One-bedroom units remained flat, month-over-month, at $2,100 in July, and two-bedrooms dropped roughly 1.9 per cent to reach $2,650.
Year-over-year, average rental prices for one bedrooms and two bedrooms in Toronto actually declined by 8.7 per cent and 7.0 per cent, respectively.
Barrie, on the other hand, experienced meteoric growth in the one-bedroom rental sector with a month-over-month average price increase of 5.1 per cent, and a year-over-year jump of 13.1 per cent.
At $1,640 per month, it's still significantly cheaper to rent in Barrie than in a major urban market, but the small city roughly two hours north of Toronto experienced the highest rental price increase growth of any Canadian city surveyed by Padmapper in July.

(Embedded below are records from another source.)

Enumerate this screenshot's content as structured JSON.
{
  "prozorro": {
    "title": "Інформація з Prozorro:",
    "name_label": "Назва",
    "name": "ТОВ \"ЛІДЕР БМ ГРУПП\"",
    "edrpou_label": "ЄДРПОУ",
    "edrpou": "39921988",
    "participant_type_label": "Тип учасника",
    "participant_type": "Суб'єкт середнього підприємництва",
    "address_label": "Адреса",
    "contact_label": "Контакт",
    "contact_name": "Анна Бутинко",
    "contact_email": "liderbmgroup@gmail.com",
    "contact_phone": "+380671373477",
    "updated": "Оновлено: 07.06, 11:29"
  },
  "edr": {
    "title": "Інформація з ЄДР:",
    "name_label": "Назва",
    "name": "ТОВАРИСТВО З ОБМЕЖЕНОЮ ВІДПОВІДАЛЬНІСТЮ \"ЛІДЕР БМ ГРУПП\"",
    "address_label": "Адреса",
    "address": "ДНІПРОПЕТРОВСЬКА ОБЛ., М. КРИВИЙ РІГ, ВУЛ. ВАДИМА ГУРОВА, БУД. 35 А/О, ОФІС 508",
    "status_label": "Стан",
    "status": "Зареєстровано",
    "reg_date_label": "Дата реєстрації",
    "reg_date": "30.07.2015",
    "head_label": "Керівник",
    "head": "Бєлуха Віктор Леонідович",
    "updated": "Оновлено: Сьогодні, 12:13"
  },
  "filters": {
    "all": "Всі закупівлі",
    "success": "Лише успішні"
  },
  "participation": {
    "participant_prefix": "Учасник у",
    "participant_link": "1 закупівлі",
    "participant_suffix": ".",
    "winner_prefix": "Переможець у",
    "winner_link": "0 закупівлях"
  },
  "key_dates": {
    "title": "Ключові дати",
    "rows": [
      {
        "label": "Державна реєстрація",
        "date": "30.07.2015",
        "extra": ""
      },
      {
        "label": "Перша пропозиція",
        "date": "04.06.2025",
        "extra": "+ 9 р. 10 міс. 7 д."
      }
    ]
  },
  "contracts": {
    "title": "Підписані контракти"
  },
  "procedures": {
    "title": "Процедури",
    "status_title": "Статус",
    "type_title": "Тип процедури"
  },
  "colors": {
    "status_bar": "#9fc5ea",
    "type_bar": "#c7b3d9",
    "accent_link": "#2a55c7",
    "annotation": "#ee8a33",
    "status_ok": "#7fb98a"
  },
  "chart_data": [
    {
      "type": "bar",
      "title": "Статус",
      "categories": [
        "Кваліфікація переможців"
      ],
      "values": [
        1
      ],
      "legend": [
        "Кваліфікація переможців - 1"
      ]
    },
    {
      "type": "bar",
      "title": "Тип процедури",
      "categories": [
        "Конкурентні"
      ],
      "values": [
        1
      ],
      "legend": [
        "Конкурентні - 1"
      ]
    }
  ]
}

It was Oshawa that marked the steepest average increase in rents for two-bedroom apartments. At a new rate of $1,600 per month, two-bedrooms shot up 5.3 per cent month-over-month and a whopping 15.1 per cent year-over-year in Oshawa.
"While the 2 priciest cities in Canada experienced another month of declining prices... neighboring markets saw rents continue to climb," writes Padmapper of the trend, citing Barrie, Oshawa and Hamilton as examples in the Toronto area.
"Exacerbating the trend from previous months, the pandemic has continued to push demand for rentals away from big, pricy cities toward more affordable, satellite ones that offer renters more space without being too far of a commute to the main cities."
The purported mass exodus of downtown dwellers into the burbs and surrounding cities isn't alone in driving down rent prices for the downtown core, however.
A lack of demand due to health and financial concerns is said to be another factor behind declining rent prices in Toronto, as is a surge of supply as Airbnb-lords turn their short-term rental units into long-term housing.
Here's a full breakdown of how rent prices changed over the past month across Canada's 24 most-populous metro areas, courtesy of Padmapper:
Join the conversation Load comments